--- Work request ---
Filter the entries down to the lines holding "screenshot", then copy those lines.

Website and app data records
--------
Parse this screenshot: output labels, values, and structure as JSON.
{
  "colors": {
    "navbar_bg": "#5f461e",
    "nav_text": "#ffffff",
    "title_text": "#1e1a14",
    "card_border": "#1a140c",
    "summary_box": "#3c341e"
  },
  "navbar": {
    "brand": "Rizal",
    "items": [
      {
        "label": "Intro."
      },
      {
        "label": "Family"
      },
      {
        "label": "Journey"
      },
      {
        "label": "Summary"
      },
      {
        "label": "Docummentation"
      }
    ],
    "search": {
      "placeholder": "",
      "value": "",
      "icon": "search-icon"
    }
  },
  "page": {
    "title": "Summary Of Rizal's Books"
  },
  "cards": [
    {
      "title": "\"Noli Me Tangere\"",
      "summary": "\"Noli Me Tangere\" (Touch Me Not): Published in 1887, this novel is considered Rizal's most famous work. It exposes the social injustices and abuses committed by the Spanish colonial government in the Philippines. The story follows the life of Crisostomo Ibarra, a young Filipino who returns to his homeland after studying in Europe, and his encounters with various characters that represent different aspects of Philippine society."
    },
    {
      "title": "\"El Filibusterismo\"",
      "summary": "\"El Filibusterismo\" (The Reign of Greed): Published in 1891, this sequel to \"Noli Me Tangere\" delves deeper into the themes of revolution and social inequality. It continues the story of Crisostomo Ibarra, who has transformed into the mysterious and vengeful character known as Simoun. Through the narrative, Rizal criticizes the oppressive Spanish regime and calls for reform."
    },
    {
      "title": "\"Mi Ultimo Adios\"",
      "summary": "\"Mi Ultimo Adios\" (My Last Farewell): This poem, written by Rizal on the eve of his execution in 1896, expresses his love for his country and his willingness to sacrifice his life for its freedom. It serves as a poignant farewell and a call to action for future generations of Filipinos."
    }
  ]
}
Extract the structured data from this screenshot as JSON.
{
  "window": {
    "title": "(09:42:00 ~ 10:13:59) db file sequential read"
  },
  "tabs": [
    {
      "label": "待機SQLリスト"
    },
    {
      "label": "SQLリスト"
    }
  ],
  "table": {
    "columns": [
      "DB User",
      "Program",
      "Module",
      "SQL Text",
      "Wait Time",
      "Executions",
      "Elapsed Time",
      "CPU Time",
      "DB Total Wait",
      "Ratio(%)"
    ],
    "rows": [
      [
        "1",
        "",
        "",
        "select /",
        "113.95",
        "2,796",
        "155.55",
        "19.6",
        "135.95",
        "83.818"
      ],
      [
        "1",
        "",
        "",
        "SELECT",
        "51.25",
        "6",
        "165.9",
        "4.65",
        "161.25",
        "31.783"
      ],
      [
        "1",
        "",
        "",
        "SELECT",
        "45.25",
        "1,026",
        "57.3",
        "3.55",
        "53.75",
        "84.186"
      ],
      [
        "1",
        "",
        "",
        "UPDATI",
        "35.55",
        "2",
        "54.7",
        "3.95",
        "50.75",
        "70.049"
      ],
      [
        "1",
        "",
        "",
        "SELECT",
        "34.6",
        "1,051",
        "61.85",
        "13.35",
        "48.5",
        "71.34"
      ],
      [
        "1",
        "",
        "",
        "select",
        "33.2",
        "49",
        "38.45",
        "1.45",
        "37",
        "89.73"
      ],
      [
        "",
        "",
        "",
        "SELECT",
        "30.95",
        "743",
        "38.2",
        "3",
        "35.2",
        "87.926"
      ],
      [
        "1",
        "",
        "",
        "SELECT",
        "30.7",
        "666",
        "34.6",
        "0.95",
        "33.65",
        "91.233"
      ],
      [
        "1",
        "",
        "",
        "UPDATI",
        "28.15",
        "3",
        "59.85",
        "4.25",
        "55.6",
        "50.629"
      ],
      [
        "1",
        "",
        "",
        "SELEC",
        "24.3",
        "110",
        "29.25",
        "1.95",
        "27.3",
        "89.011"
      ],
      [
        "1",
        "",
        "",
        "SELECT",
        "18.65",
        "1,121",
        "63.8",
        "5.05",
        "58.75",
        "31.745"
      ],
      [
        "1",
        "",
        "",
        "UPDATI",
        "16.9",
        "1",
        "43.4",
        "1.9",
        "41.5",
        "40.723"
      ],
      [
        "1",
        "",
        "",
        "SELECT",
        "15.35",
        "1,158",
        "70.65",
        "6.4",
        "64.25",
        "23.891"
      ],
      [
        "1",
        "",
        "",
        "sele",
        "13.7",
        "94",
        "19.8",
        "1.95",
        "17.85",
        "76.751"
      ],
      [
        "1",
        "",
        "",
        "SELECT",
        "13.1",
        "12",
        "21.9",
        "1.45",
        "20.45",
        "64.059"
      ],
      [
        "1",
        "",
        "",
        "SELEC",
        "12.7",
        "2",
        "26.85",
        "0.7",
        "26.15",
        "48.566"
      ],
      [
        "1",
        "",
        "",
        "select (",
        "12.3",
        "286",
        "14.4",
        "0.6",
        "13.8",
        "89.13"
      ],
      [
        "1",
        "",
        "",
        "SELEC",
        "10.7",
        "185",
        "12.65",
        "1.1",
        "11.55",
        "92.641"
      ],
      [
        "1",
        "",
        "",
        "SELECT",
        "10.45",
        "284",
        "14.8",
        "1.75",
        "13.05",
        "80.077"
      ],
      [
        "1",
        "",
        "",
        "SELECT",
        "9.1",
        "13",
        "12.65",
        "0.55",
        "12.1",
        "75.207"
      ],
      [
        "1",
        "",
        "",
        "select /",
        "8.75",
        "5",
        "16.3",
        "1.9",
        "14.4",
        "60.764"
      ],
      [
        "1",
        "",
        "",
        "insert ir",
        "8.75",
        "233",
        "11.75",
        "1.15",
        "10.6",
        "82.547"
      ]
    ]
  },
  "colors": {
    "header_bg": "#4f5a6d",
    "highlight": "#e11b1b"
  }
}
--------
--- Response ---
Parse this screenshot: output labels, values, and structure as JSON.
Extract the structured data from this screenshot as JSON.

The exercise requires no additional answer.